TASK GOAL >> Copy every record below exactly as it stands.

(Data excerpts)
[Start of Attachment]

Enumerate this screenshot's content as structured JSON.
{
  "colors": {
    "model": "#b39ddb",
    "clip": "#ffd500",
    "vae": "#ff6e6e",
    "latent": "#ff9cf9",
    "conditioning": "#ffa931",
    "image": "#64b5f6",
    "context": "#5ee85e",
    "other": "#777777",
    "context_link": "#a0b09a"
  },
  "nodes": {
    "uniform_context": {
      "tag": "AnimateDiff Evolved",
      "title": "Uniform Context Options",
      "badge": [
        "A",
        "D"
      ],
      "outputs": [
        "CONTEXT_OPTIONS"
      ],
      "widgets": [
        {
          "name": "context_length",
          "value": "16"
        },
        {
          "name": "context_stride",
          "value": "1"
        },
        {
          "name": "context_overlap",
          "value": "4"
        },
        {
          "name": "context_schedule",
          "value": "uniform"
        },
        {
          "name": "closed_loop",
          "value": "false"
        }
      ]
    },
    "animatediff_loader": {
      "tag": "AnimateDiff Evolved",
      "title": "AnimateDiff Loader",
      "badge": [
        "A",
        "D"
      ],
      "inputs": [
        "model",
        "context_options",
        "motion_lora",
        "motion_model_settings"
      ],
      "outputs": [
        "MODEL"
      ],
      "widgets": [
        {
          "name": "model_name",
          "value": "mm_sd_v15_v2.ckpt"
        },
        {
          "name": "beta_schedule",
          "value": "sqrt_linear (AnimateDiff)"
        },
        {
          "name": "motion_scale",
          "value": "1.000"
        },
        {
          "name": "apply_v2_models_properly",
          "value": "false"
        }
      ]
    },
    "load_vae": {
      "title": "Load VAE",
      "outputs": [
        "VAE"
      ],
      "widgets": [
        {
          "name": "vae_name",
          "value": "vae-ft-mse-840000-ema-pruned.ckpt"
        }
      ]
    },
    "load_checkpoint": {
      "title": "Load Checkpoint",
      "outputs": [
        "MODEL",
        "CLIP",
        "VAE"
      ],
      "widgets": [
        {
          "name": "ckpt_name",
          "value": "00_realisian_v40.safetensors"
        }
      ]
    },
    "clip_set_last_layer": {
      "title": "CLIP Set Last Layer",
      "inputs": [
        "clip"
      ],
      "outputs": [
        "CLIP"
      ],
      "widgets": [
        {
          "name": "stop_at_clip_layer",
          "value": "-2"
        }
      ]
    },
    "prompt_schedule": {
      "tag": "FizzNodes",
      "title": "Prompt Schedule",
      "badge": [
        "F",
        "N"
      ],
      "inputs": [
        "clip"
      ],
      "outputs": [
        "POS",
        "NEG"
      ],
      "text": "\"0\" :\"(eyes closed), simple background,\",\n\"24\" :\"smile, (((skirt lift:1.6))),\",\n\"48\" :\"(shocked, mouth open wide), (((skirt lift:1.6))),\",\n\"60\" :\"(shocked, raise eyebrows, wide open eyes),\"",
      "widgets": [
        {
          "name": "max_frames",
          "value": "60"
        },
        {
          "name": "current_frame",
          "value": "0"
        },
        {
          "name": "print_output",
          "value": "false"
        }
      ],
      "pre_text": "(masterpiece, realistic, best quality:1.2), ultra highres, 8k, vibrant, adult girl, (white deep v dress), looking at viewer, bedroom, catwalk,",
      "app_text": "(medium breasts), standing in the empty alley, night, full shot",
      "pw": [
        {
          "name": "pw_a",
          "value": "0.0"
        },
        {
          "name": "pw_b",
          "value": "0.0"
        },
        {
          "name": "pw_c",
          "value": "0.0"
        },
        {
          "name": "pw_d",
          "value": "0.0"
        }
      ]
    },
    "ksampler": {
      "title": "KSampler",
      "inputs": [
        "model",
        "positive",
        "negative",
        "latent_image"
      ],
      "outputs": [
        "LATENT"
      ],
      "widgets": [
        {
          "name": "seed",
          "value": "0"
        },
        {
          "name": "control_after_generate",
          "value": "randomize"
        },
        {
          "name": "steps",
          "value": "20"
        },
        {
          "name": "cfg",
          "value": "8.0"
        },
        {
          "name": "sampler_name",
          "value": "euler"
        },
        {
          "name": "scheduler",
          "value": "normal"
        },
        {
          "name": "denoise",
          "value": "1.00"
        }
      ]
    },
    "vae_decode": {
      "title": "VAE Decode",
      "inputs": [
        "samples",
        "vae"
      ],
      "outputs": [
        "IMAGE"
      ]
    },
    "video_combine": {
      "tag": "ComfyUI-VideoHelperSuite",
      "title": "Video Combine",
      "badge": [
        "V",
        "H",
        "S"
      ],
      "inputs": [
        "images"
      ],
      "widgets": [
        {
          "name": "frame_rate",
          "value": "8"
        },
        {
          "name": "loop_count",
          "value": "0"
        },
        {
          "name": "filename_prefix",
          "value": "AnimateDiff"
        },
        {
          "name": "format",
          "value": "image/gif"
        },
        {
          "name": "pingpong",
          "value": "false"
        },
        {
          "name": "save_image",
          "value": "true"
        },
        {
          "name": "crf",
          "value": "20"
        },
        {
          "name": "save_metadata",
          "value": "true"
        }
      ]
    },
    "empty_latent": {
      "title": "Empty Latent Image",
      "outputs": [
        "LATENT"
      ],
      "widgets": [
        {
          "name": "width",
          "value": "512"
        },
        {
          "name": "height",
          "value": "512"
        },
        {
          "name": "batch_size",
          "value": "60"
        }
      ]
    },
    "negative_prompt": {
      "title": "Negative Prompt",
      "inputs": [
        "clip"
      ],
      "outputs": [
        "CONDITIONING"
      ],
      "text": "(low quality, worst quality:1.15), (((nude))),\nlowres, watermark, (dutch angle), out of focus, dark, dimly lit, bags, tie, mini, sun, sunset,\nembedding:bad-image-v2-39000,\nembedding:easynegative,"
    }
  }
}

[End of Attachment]

ANSWER >>
Enumerate this screenshot's content as structured JSON.
{
  "colors": {
    "model": "#b39ddb",
    "clip": "#ffd500",
    "vae": "#ff6e6e",
    "latent": "#ff9cf9",
    "conditioning": "#ffa931",
    "image": "#64b5f6",
    "context": "#5ee85e",
    "other": "#777777",
    "context_link": "#a0b09a"
  },
  "nodes": {
    "uniform_context": {
      "tag": "AnimateDiff Evolved",
      "title": "Uniform Context Options",
      "badge": [
        "A",
        "D"
      ],
      "outputs": [
        "CONTEXT_OPTIONS"
      ],
      "widgets": [
        {
          "name": "context_length",
          "value": "16"
        },
        {
          "name": "context_stride",
          "value": "1"
        },
        {
          "name": "context_overlap",
          "value": "4"
        },
        {
          "name": "context_schedule",
          "value": "uniform"
        },
        {
          "name": "closed_loop",
          "value": "false"
        }
      ]
    },
    "animatediff_loader": {
      "tag": "AnimateDiff Evolved",
      "title": "AnimateDiff Loader",
      "badge": [
        "A",
        "D"
      ],
      "inputs": [
        "model",
        "context_options",
        "motion_lora",
        "motion_model_settings"
      ],
      "outputs": [
        "MODEL"
      ],
      "widgets": [
        {
          "name": "model_name",
          "value": "mm_sd_v15_v2.ckpt"
        },
        {
          "name": "beta_schedule",
          "value": "sqrt_linear (AnimateDiff)"
        },
        {
          "name": "motion_scale",
          "value": "1.000"
        },
        {
          "name": "apply_v2_models_properly",
          "value": "false"
        }
      ]
    },
    "load_vae": {
      "title": "Load VAE",
      "outputs": [
        "VAE"
      ],
      "widgets": [
        {
          "name": "vae_name",
          "value": "vae-ft-mse-840000-ema-pruned.ckpt"
        }
      ]
    },
    "load_checkpoint": {
      "title": "Load Checkpoint",
      "outputs": [
        "MODEL",
        "CLIP",
        "VAE"
      ],
      "widgets": [
        {
          "name": "ckpt_name",
          "value": "00_realisian_v40.safetensors"
        }
      ]
    },
    "clip_set_last_layer": {
      "title": "CLIP Set Last Layer",
      "inputs": [
        "clip"
      ],
      "outputs": [
        "CLIP"
      ],
      "widgets": [
        {
          "name": "stop_at_clip_layer",
          "value": "-2"
        }
      ]
    },
    "prompt_schedule": {
      "tag": "FizzNodes",
      "title": "Prompt Schedule",
      "badge": [
        "F",
        "N"
      ],
      "inputs": [
        "clip"
      ],
      "outputs": [
        "POS",
        "NEG"
      ],
      "text": "\"0\" :\"(eyes closed), simple background,\",\n\"24\" :\"smile, (((skirt lift:1.6))),\",\n\"48\" :\"(shocked, mouth open wide), (((skirt lift:1.6))),\",\n\"60\" :\"(shocked, raise eyebrows, wide open eyes),\"",
      "widgets": [
        {
          "name": "max_frames",
          "value": "60"
        },
        {
          "name": "current_frame",
          "value": "0"
        },
        {
          "name": "print_output",
          "value": "false"
        }
      ],
      "pre_text": "(masterpiece, realistic, best quality:1.2), ultra highres, 8k, vibrant, adult girl, (white deep v dress), looking at viewer, bedroom, catwalk,",
      "app_text": "(medium breasts), standing in the empty alley, night, full shot",
      "pw": [
        {
          "name": "pw_a",
          "value": "0.0"
        },
        {
          "name": "pw_b",
          "value": "0.0"
        },
        {
          "name": "pw_c",
          "value": "0.0"
        },
        {
          "name": "pw_d",
          "value": "0.0"
        }
      ]
    },
    "ksampler": {
      "title": "KSampler",
      "inputs": [
        "model",
        "positive",
        "negative",
        "latent_image"
      ],
      "outputs": [
        "LATENT"
      ],
      "widgets": [
        {
          "name": "seed",
          "value": "0"
        },
        {
          "name": "control_after_generate",
          "value": "randomize"
        },
        {
          "name": "steps",
          "value": "20"
        },
        {
          "name": "cfg",
          "value": "8.0"
        },
        {
          "name": "sampler_name",
          "value": "euler"
        },
        {
          "name": "scheduler",
          "value": "normal"
        },
        {
          "name": "denoise",
          "value": "1.00"
        }
      ]
    },
    "vae_decode": {
      "title": "VAE Decode",
      "inputs": [
        "samples",
        "vae"
      ],
      "outputs": [
        "IMAGE"
      ]
    },
    "video_combine": {
      "tag": "ComfyUI-VideoHelperSuite",
      "title": "Video Combine",
      "badge": [
        "V",
        "H",
        "S"
      ],
      "inputs": [
        "images"
      ],
      "widgets": [
        {
          "name": "frame_rate",
          "value": "8"
        },
        {
          "name": "loop_count",
          "value": "0"
        },
        {
          "name": "filename_prefix",
          "value": "AnimateDiff"
        },
        {
          "name": "format",
          "value": "image/gif"
        },
        {
          "name": "pingpong",
          "value": "false"
        },
        {
          "name": "save_image",
          "value": "true"
        },
        {
          "name": "crf",
          "value": "20"
        },
        {
          "name": "save_metadata",
          "value": "true"
        }
      ]
    },
    "empty_latent": {
      "title": "Empty Latent Image",
      "outputs": [
        "LATENT"
      ],
      "widgets": [
        {
          "name": "width",
          "value": "512"
        },
        {
          "name": "height",
          "value": "512"
        },
        {
          "name": "batch_size",
          "value": "60"
        }
      ]
    },
    "negative_prompt": {
      "title": "Negative Prompt",
      "inputs": [
        "clip"
      ],
      "outputs": [
        "CONDITIONING"
      ],
      "text": "(low quality, worst quality:1.15), (((nude))),\nlowres, watermark, (dutch angle), out of focus, dark, dimly lit, bags, tie, mini, sun, sunset,\nembedding:bad-image-v2-39000,\nembedding:easynegative,"
    }
  }
}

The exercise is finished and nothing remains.